- Activity
Filter these entries down to the lines that hold the word "resize", and show each of them.

Dataset rows for apps and sites
________

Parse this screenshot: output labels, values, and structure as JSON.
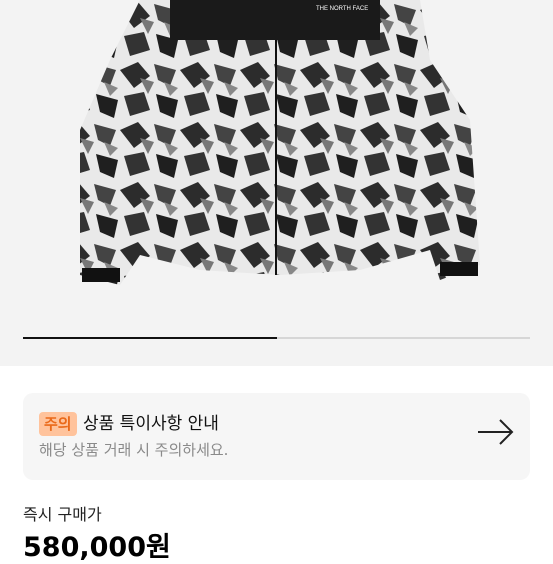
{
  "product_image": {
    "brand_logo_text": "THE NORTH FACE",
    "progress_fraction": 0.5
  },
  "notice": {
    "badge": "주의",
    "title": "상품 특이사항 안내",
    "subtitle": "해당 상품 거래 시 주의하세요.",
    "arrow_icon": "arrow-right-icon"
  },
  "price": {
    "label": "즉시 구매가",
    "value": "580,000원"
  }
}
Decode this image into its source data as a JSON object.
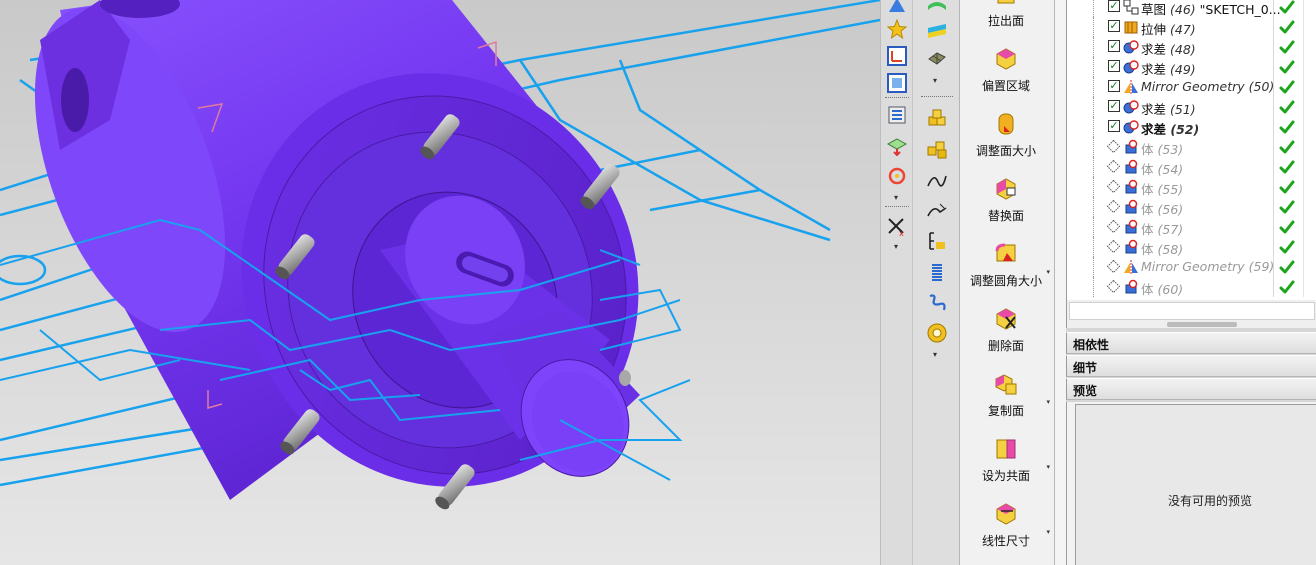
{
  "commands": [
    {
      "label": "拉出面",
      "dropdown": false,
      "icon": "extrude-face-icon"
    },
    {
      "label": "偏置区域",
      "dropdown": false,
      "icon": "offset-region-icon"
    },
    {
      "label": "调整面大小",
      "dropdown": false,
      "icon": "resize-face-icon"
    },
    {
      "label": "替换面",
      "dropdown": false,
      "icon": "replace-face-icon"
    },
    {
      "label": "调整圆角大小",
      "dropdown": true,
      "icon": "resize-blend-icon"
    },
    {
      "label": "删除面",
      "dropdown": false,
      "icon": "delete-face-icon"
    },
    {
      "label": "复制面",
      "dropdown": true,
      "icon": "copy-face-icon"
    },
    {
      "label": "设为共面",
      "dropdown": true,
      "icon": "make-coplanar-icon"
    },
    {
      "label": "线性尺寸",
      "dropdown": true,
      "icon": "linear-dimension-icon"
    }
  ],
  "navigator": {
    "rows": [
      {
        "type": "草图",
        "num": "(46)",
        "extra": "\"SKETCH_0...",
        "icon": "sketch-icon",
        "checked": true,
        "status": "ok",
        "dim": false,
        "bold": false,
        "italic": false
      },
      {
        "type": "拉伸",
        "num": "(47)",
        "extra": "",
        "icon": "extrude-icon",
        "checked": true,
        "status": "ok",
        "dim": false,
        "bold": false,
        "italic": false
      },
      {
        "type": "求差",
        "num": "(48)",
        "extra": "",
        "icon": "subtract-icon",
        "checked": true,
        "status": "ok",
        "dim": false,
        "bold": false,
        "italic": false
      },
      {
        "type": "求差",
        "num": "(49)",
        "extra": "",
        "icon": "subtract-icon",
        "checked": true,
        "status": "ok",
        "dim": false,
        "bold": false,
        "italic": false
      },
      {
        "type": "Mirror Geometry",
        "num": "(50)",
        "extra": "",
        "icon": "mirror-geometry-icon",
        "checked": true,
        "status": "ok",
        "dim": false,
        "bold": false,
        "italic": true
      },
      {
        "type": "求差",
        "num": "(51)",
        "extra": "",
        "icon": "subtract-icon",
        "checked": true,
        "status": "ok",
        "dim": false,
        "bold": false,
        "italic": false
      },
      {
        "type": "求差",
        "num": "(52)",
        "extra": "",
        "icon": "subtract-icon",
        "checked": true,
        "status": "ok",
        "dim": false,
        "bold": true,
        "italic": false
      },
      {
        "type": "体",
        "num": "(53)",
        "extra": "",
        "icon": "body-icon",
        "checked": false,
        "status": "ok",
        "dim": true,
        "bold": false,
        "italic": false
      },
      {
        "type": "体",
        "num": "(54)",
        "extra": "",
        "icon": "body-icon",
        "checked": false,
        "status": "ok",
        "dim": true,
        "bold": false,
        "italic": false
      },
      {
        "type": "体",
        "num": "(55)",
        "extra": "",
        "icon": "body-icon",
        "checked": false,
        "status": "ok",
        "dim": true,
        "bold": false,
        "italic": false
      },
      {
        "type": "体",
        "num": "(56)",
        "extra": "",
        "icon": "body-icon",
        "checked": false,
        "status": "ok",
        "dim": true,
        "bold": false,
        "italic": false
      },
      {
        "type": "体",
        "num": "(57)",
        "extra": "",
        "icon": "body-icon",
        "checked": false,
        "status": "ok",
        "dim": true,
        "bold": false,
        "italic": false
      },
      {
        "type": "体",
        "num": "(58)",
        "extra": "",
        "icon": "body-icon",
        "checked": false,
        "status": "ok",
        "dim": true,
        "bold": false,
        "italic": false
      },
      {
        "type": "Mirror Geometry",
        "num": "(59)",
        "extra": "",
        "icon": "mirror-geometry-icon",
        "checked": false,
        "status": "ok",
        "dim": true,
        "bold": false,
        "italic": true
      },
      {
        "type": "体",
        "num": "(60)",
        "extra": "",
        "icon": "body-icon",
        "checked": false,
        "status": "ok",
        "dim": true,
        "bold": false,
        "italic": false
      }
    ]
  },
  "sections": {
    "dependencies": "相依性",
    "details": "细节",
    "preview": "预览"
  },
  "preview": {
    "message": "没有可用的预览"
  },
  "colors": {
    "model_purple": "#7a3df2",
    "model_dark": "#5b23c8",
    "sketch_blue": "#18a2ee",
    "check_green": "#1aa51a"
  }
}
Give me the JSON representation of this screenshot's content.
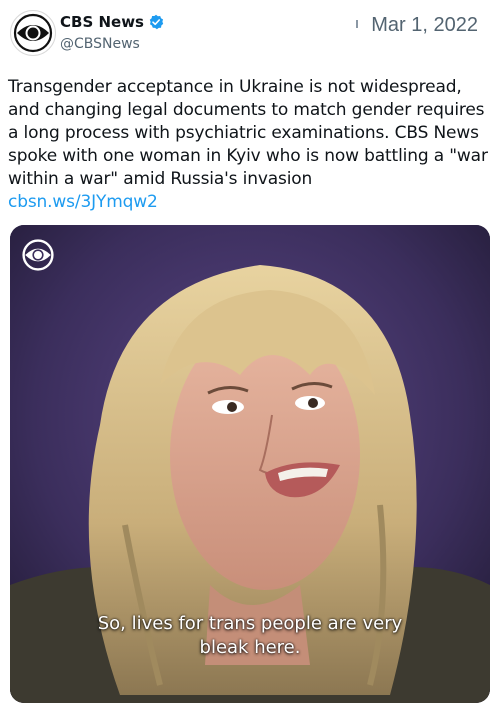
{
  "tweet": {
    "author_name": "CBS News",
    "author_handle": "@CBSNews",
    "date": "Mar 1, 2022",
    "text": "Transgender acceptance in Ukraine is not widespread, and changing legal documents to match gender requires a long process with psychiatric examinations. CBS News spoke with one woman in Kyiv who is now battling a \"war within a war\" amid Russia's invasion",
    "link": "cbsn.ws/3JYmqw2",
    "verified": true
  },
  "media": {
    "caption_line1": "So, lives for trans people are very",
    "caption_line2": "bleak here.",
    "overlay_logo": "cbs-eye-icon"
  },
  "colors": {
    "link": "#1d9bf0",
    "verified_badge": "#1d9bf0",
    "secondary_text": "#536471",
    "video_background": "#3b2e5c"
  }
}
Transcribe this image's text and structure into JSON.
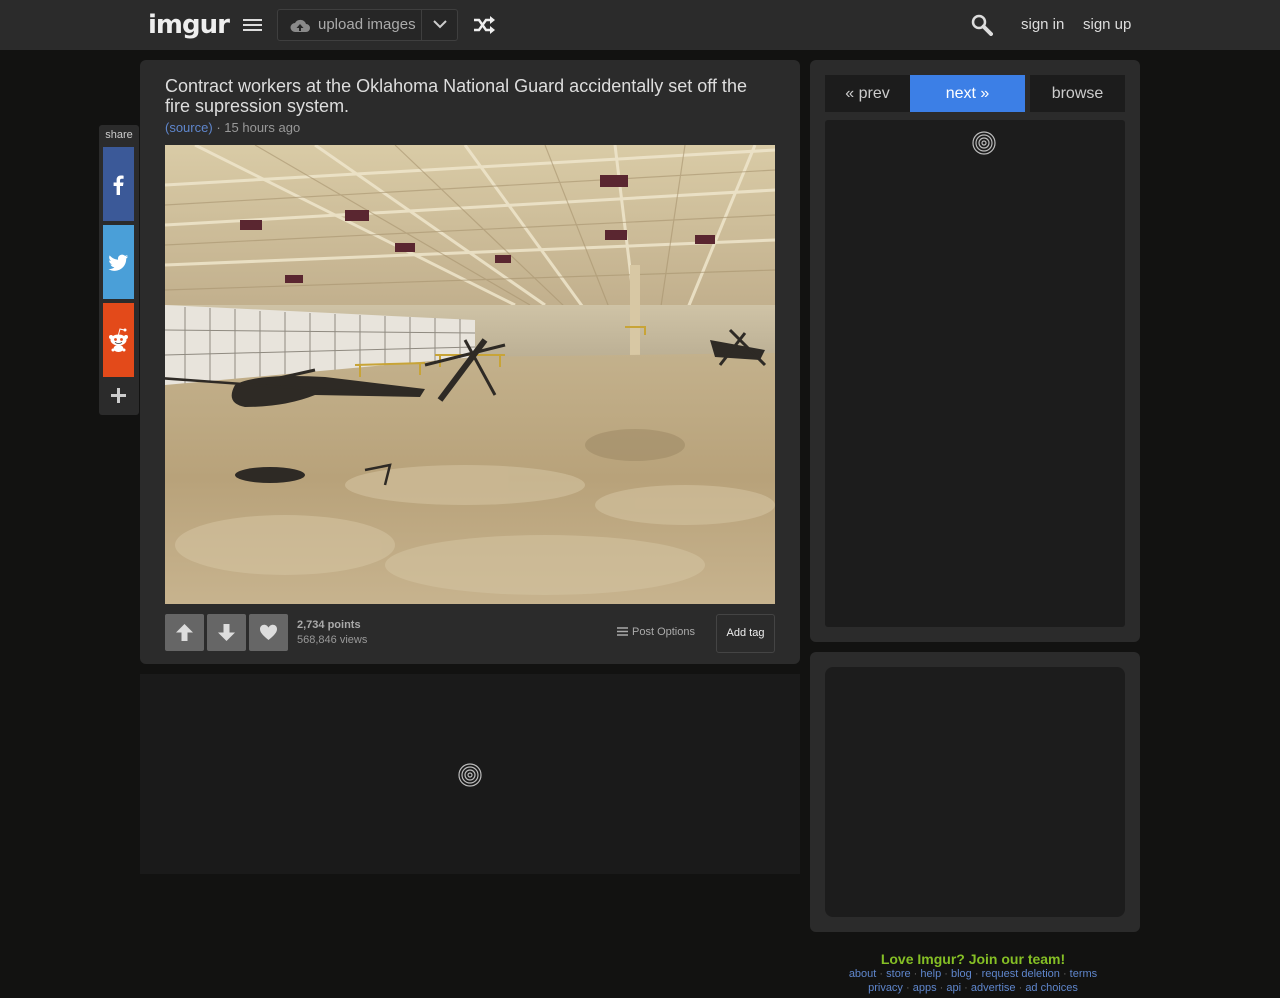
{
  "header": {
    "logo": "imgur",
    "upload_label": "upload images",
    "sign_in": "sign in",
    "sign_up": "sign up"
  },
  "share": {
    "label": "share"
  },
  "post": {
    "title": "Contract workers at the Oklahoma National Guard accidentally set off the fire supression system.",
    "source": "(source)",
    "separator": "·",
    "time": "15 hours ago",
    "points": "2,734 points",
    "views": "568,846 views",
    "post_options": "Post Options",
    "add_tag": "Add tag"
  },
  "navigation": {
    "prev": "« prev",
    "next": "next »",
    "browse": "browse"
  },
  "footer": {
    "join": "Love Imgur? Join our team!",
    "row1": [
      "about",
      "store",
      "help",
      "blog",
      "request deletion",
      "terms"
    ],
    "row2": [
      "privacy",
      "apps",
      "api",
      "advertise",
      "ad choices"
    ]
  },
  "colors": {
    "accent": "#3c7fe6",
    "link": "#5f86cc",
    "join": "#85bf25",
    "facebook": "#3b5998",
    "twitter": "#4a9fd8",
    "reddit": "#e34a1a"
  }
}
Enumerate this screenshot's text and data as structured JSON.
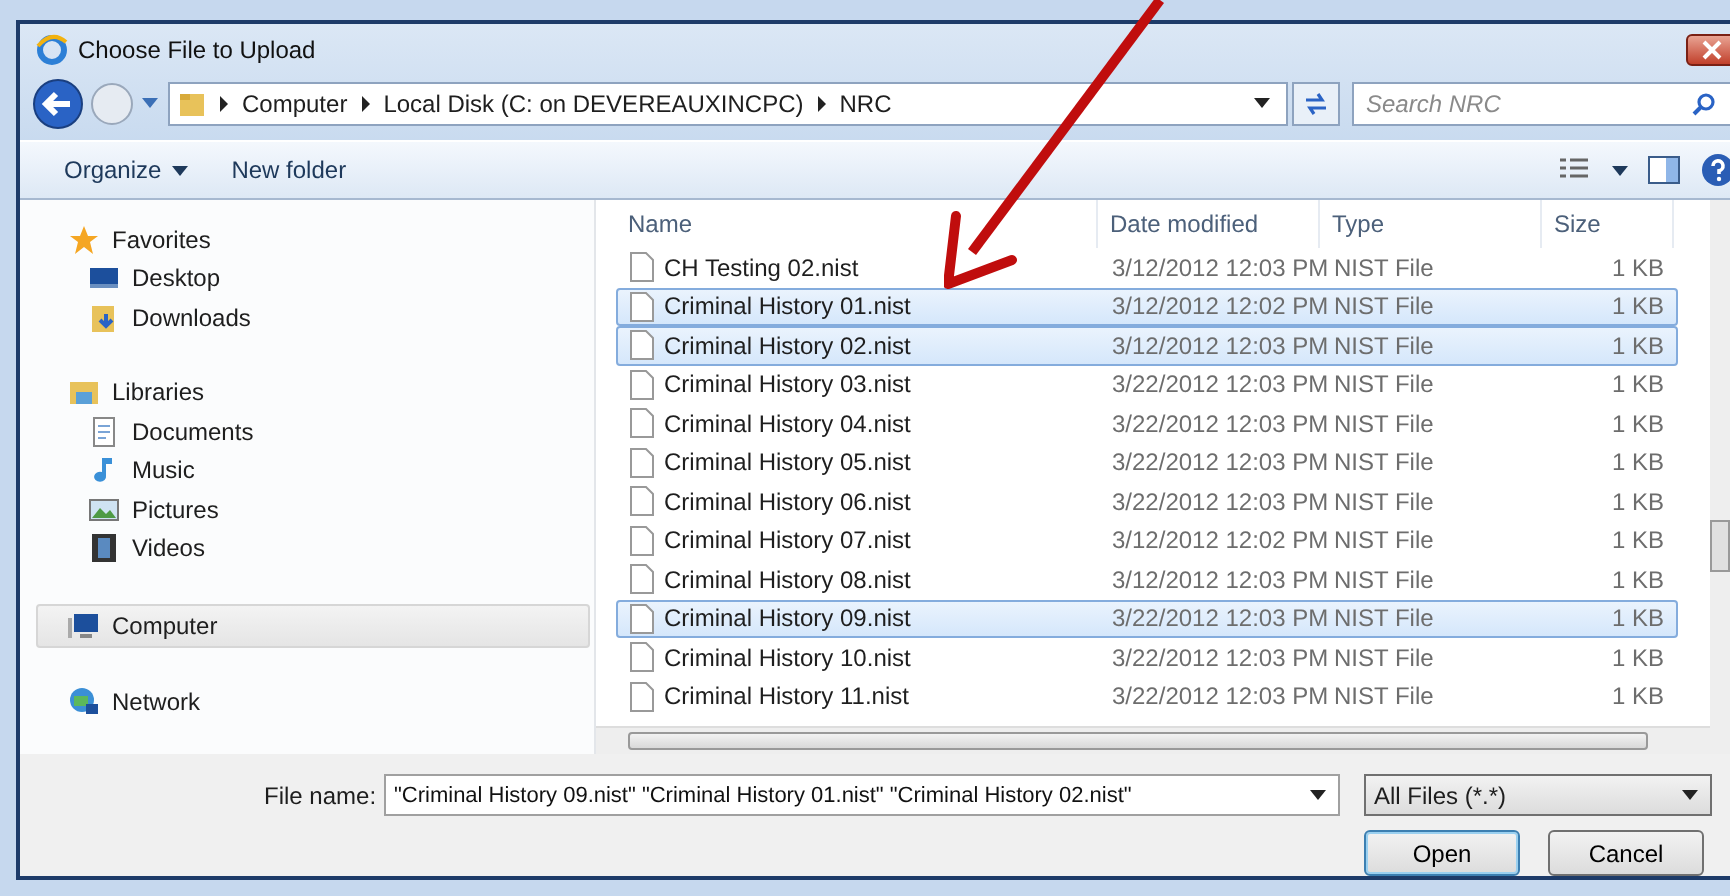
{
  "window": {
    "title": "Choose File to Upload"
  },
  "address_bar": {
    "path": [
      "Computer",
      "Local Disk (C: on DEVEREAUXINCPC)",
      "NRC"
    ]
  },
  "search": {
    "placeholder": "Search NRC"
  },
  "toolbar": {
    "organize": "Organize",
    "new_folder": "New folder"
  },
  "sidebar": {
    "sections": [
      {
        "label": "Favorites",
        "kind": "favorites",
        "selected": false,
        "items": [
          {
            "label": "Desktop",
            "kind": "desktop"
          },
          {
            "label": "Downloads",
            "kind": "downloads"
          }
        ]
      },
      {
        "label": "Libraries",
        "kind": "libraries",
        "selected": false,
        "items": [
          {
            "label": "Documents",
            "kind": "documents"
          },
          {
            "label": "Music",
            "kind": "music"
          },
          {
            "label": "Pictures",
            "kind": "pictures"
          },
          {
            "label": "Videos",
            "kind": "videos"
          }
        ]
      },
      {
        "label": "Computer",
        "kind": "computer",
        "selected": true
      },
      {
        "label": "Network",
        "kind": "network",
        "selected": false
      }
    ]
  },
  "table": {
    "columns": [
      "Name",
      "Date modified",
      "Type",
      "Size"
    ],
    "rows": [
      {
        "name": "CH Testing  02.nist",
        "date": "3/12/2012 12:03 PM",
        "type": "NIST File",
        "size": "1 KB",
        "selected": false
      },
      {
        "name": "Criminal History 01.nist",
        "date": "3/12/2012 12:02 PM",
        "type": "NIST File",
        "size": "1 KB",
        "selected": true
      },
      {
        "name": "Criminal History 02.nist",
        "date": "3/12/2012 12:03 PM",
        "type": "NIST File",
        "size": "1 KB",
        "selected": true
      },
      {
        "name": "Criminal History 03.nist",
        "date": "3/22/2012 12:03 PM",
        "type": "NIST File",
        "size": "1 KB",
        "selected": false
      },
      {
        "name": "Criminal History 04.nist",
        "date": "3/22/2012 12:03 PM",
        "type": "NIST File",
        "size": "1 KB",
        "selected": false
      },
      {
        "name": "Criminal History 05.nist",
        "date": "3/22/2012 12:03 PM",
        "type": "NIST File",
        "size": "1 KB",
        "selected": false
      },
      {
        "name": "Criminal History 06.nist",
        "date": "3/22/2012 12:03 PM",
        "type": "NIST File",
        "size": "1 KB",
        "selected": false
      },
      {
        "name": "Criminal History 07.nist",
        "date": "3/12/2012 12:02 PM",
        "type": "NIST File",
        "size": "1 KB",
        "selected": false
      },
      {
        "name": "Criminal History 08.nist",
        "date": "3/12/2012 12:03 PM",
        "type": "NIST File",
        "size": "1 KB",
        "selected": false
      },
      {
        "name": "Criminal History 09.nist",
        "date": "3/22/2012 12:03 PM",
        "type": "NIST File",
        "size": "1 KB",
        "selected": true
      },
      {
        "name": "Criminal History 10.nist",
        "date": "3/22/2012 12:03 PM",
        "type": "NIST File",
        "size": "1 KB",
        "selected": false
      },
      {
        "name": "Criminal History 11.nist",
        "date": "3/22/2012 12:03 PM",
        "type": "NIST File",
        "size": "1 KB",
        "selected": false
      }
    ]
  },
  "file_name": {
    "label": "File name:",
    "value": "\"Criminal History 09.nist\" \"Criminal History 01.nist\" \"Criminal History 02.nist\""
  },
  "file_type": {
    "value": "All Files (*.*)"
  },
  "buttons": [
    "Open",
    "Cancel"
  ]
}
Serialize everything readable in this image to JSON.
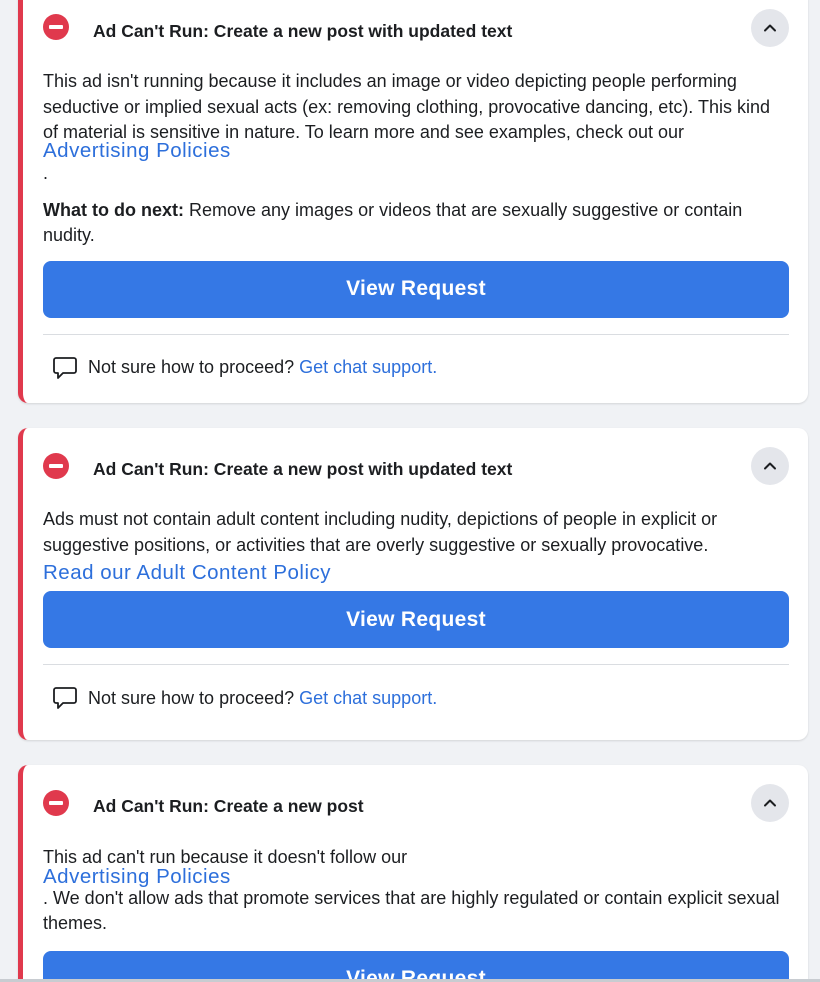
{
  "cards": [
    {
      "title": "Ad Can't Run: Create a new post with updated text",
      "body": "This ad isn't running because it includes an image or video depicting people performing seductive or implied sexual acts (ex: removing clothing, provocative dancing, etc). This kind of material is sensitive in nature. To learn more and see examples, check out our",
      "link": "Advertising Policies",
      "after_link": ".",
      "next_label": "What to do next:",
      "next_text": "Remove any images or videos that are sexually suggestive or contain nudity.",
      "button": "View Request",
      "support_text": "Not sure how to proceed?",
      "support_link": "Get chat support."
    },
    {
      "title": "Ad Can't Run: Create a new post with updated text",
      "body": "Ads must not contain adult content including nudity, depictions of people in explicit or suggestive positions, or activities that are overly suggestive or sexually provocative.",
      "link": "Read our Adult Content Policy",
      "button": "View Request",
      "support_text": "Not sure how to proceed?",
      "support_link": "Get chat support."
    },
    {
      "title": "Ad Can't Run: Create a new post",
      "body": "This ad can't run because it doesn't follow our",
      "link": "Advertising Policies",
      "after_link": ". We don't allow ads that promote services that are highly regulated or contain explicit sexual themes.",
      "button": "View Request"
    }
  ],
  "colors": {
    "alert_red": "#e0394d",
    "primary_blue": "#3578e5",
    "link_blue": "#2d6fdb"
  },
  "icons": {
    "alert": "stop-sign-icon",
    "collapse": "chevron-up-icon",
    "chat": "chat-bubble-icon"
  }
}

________

- Response box
      "icon": "resize-face-icon"
      "icon": "resize-blend-icon"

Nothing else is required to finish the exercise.